At least the Cubs have a solid bullpen, though, right? If they can make it through six innings with a lead, they're in good shape, aren't they? Not necessarily. On one hand, the Cubs' relief corps has been nails of late, with their late-inning committee of Jeremy Jeffress, Rowan Wick, Jason Adam, and even Craig Kimbrel fueling a 2.99 ERA over the last month, the third-best mark in the majors during that span.
On the other hand, a month's worth of data from players as volatile as relief pitchers often means nothing, and the overall body of work from Chicago's bullpen in 2020 - itself a small sample - is far less encouraging. The Cubs' relievers have combined for just 0.9 WAR in 2020, less than Drew Pomeranz himself has accrued in 19 relief appearances for the Padres.
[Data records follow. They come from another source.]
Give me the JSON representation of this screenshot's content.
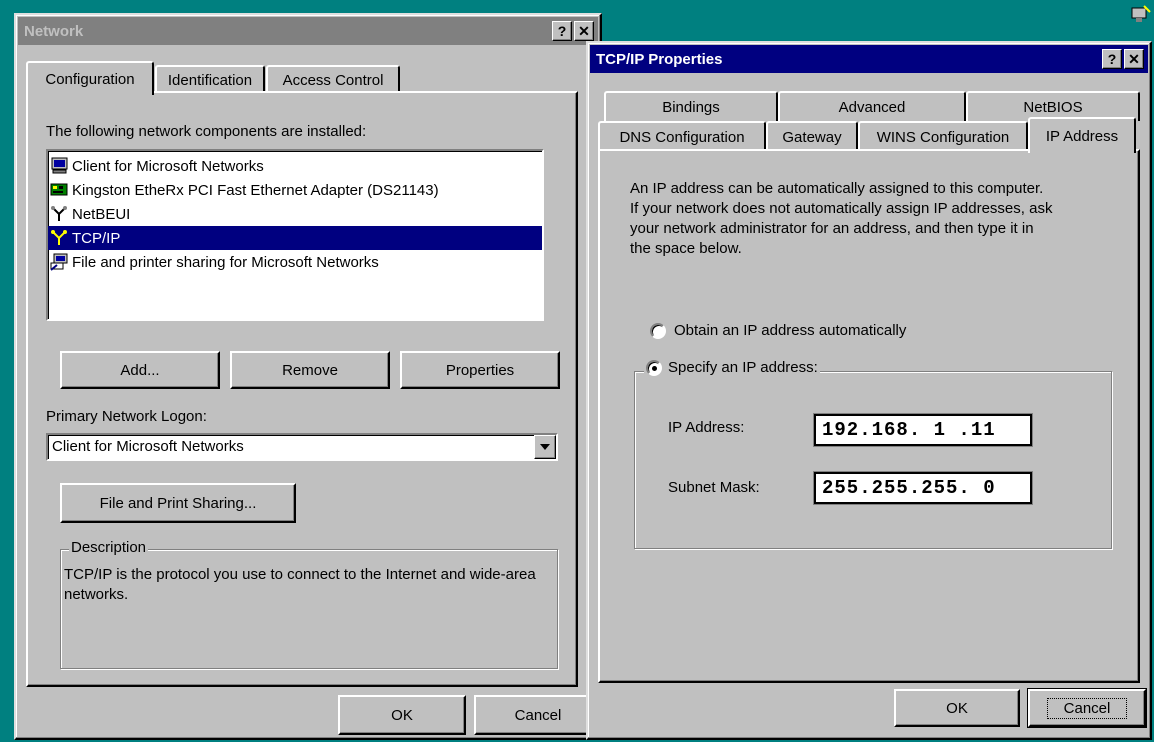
{
  "network_dialog": {
    "title": "Network",
    "tabs": [
      {
        "label": "Configuration"
      },
      {
        "label": "Identification"
      },
      {
        "label": "Access Control"
      }
    ],
    "components_label": "The following network components are installed:",
    "components": [
      {
        "label": "Client for Microsoft Networks",
        "icon": "client-computer-icon"
      },
      {
        "label": "Kingston EtheRx PCI Fast Ethernet Adapter (DS21143)",
        "icon": "network-card-icon"
      },
      {
        "label": "NetBEUI",
        "icon": "protocol-icon"
      },
      {
        "label": "TCP/IP",
        "icon": "protocol-icon",
        "selected": true
      },
      {
        "label": "File and printer sharing for Microsoft Networks",
        "icon": "file-printer-sharing-icon"
      }
    ],
    "add_label": "Add...",
    "remove_label": "Remove",
    "properties_label": "Properties",
    "logon_label": "Primary Network Logon:",
    "logon_value": "Client for Microsoft Networks",
    "file_print_sharing_label": "File and Print Sharing...",
    "description_label": "Description",
    "description_text": "TCP/IP is the protocol you use to connect to the Internet and wide-area networks.",
    "ok_label": "OK",
    "cancel_label": "Cancel"
  },
  "tcpip_dialog": {
    "title": "TCP/IP Properties",
    "tabs_back": [
      {
        "label": "Bindings"
      },
      {
        "label": "Advanced"
      },
      {
        "label": "NetBIOS"
      }
    ],
    "tabs_front": [
      {
        "label": "DNS Configuration"
      },
      {
        "label": "Gateway"
      },
      {
        "label": "WINS Configuration"
      },
      {
        "label": "IP Address",
        "selected": true
      }
    ],
    "intro_lines": [
      "An IP address can be automatically assigned to this computer.",
      "If your network does not automatically assign IP addresses, ask",
      "your network administrator for an address, and then type it in",
      "the space below."
    ],
    "obtain_label": "Obtain an IP address automatically",
    "specify_label": "Specify an IP address:",
    "ip_label": "IP Address:",
    "ip_value": "192.168. 1 .11",
    "mask_label": "Subnet Mask:",
    "mask_value": "255.255.255. 0",
    "ok_label": "OK",
    "cancel_label": "Cancel"
  },
  "colors": {
    "desktop": "#008080",
    "dialog": "#c0c0c0",
    "active_title": "#000080",
    "inactive_title": "#808080",
    "selection": "#000080"
  }
}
Chicago's unit has also put up middle-of-the-pack rate stats (4.13 ERA, 4.36 FIP) and notably allowed a higher percentage of inherited runners to score (35%) than all but three other bullpens.
Jeffress, who effectively took over Chicago's ninth-inning role during the first weekend of the campaign, has converted eight saves in 10 opportunities with a 1.61 ERA this season, but his peripheral numbers (4.21 FIP) suggest regression is overdue. As dominant as Adam has been over his 11 appearances, authoring a 2.38 ERA while averaging more than 15 strikeouts per nine innings, the out-of-nowhere 29-year-old has been an effective big-league reliever for all of 15 minutes. And Kimbrel, his current hot stretch notwithstanding, is as combustible as they come at this point in his career: The seven-time All-Star owns a 6.17 ERA and has walked nearly 15% of the batters he's faced since signing with Chicago midway through last season.
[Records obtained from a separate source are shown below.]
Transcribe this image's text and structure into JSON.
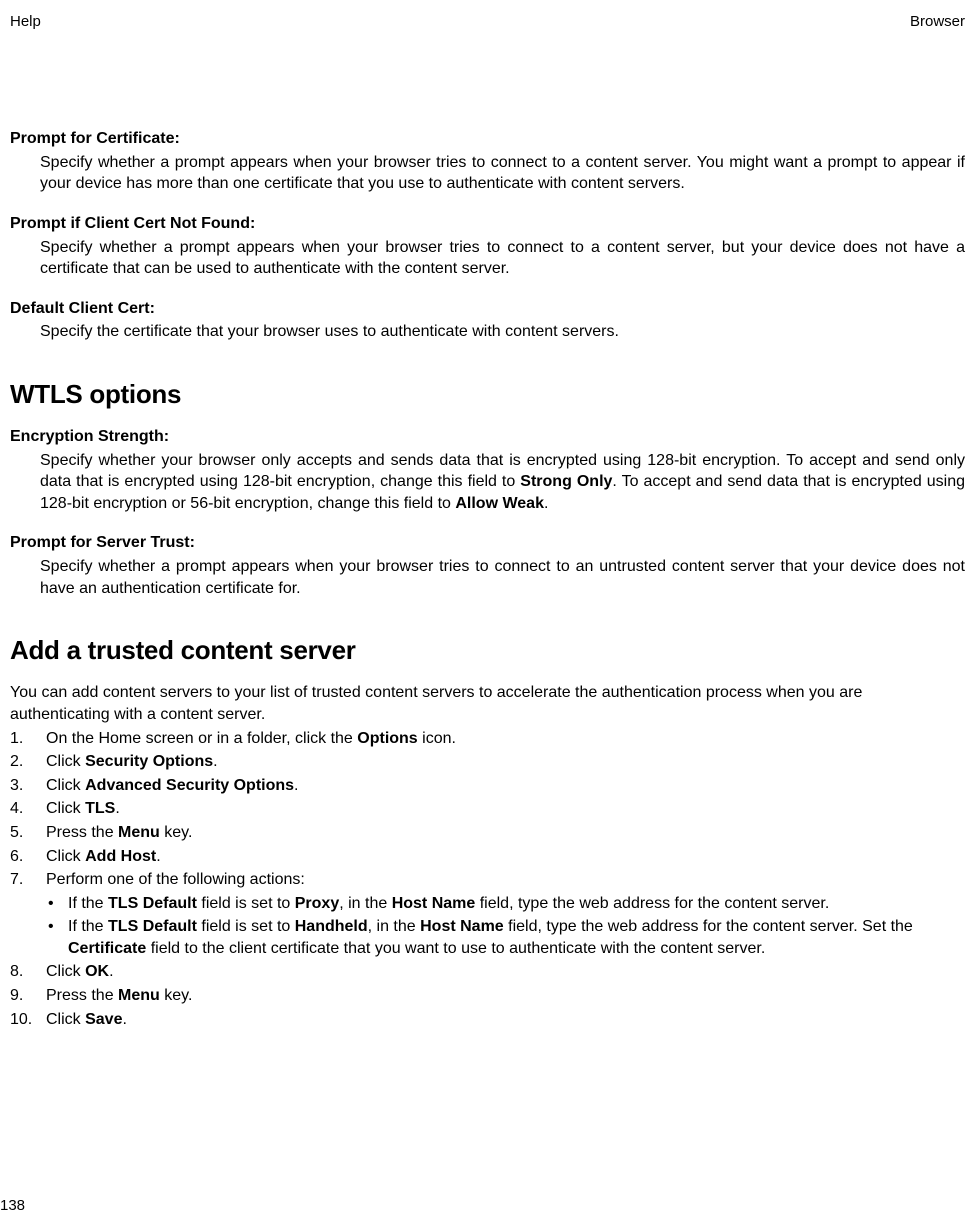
{
  "header": {
    "left": "Help",
    "right": "Browser"
  },
  "pageNumber": "138",
  "defs": {
    "promptForCertificate": {
      "term": "Prompt for Certificate",
      "body": "Specify whether a prompt appears when your browser tries to connect to a content server. You might want a prompt to appear if your device has more than one certificate that you use to authenticate with content servers."
    },
    "promptIfNotFound": {
      "term": "Prompt if Client Cert Not Found",
      "body": "Specify whether a prompt appears when your browser tries to connect to a content server, but your device does not have a certificate that can be used to authenticate with the content server."
    },
    "defaultClientCert": {
      "term": "Default Client Cert",
      "body": "Specify the certificate that your browser uses to authenticate with content servers."
    },
    "encryptionStrength": {
      "term": "Encryption Strength",
      "body_pre": "Specify whether your browser only accepts and sends data that is encrypted using 128-bit encryption. To accept and send only data that is encrypted using 128-bit encryption, change this field to ",
      "strongOnly": "Strong Only",
      "body_mid": ". To accept and send data that is encrypted using 128-bit encryption or 56-bit encryption, change this field to ",
      "allowWeak": "Allow Weak",
      "body_end": "."
    },
    "promptServerTrust": {
      "term": "Prompt for Server Trust",
      "body": "Specify whether a prompt appears when your browser tries to connect to an untrusted content server that your device does not have an authentication certificate for."
    }
  },
  "headings": {
    "wtls": "WTLS options",
    "addTrusted": "Add a trusted content server"
  },
  "addTrusted": {
    "intro": "You can add content servers to your list of trusted content servers to accelerate the authentication process when you are authenticating with a content server.",
    "steps": {
      "s1_pre": "On the Home screen or in a folder, click the ",
      "s1_b": "Options",
      "s1_post": " icon.",
      "s2_pre": "Click ",
      "s2_b": "Security Options",
      "s2_post": ".",
      "s3_pre": "Click ",
      "s3_b": "Advanced Security Options",
      "s3_post": ".",
      "s4_pre": "Click ",
      "s4_b": "TLS",
      "s4_post": ".",
      "s5_pre": "Press the ",
      "s5_b": "Menu",
      "s5_post": " key.",
      "s6_pre": "Click ",
      "s6_b": "Add Host",
      "s6_post": ".",
      "s7_text": "Perform one of the following actions:",
      "s7a_1": "If the ",
      "s7a_2": "TLS Default",
      "s7a_3": " field is set to ",
      "s7a_4": "Proxy",
      "s7a_5": ", in the ",
      "s7a_6": "Host Name",
      "s7a_7": " field, type the web address for the content server.",
      "s7b_1": "If the ",
      "s7b_2": "TLS Default",
      "s7b_3": " field is set to ",
      "s7b_4": "Handheld",
      "s7b_5": ", in the ",
      "s7b_6": "Host Name",
      "s7b_7": " field, type the web address for the content server. Set the ",
      "s7b_8": "Certificate",
      "s7b_9": " field to the client certificate that you want to use to authenticate with the content server.",
      "s8_pre": "Click ",
      "s8_b": "OK",
      "s8_post": ".",
      "s9_pre": "Press the ",
      "s9_b": "Menu",
      "s9_post": " key.",
      "s10_pre": "Click ",
      "s10_b": "Save",
      "s10_post": "."
    }
  }
}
Meanwhile, Wick has been sidelined since mid-September with an oblique strain, and it doesn't sound like he'll be back soon, leaving a gaping hole in the Cubs' bullpen ahead of a postseason that will test the depth - and not merely the back-end strength - of each team's relief corps. Without Wick, the Cubs' unit has questionable quantities of both.
Of course, having said all that, the Cubs aren't doomed. Their star-studded offense could click at any moment. Maybe Mills will continue to dominate in October as he has in September. Maybe the bullpen will do the same. For a team that practically skated to a division title, however, the Cubs look decidedly vulnerable. And considering their performance over the better part of the last two months, it wouldn't be surprising if their torrid first few weeks ended up being the highlight of their season.
Jonah Birenbaum is theScore's senior MLB writer. He steams a good ham. You can find him on Twitter @birenball.